Creating a Family Plan


In many busy households, it seems like there is little time to talk about the future. After all, it’s hard enough to just get through the daily duties at hand. However, the holidays are approaching, and that usually means more time spent with family. This might be the perfect opportunity to create a family emergency plan.

Do you and your family members know what to do in the event of a disaster, such as an earthquake. Or, what you would do if a severe winter storm knocked out power? What if you had to quickly evacuate your home? How would you find each other if cell phones weren’t working? How would you find out if your kids are safe? Where would you meet if you were unable to get to your home?

These things sound scary, but by setting up a family plan, you can rest assured, knowing that you have a plan in place.
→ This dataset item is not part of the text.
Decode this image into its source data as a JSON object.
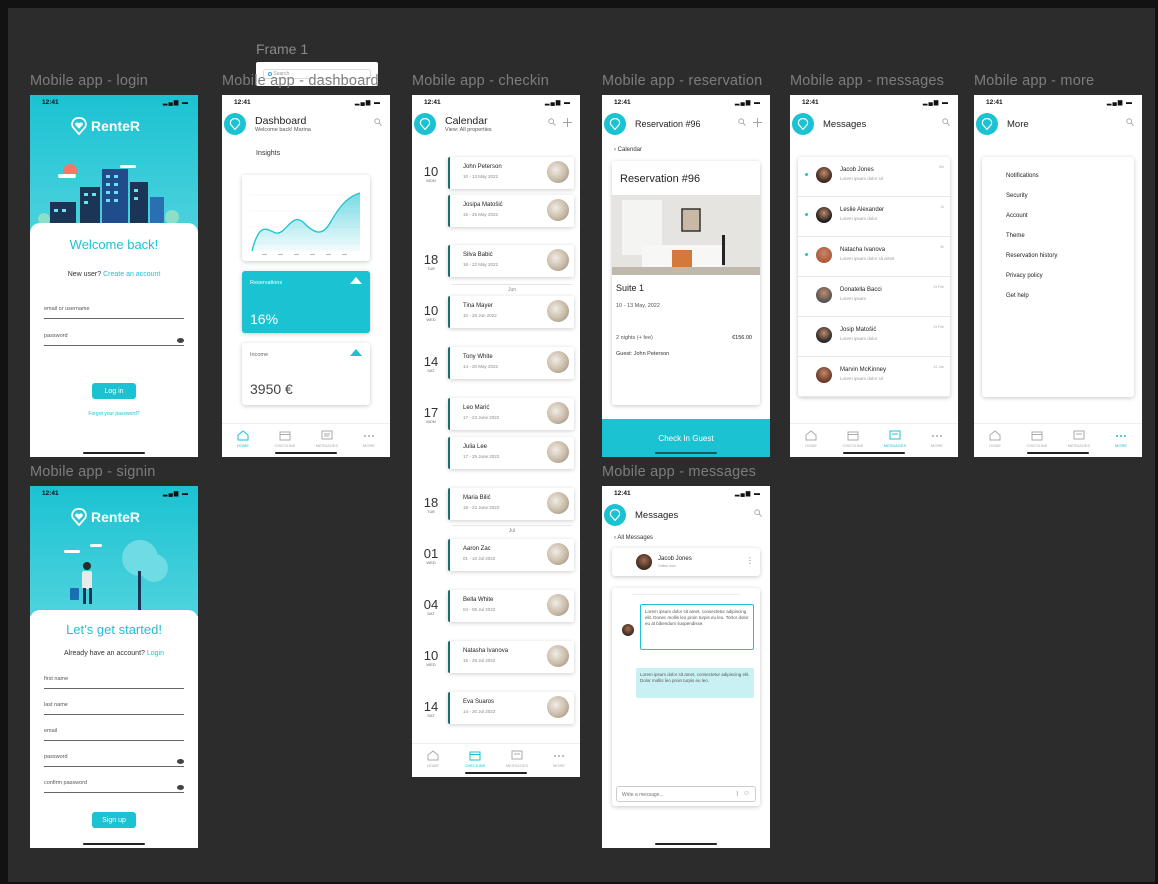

Taking the time to discuss these things now, means you are taking preventative measures for the future.

Here are some of the things you may want to add to your family plan checklist:

  • Decide where will your family will reunite in case you are not together when a disaster happens.
  • Choose a person who lives in another state to contact if family members are separated, as long distance phone service will probably be restored sooner than local service.
  • Familiarize yourselves with the emergency plans of the school or daycare center your children attend so you can regroup from there.
  • Stock up on at least a three-day supply of food, water, medical supplies, and other necessary equipment for everyone in your family.

Make sure everyone in the family has this information, the phone numbers are in everyone’s cell phone, posted at home, and everyone know where the emergency supplies are located.


Family Plan Templates

Here are two Family Communication Plans from FEMA, which you can use over the holidays when the family is together:


FEMA’s Family Communication Plan for Kids

FEMA’s Family Communication Plan for Kids #2


For more information and helpful tips, check out the Gallatin City-County Health Department’s Emergency Preparedness Program, along with and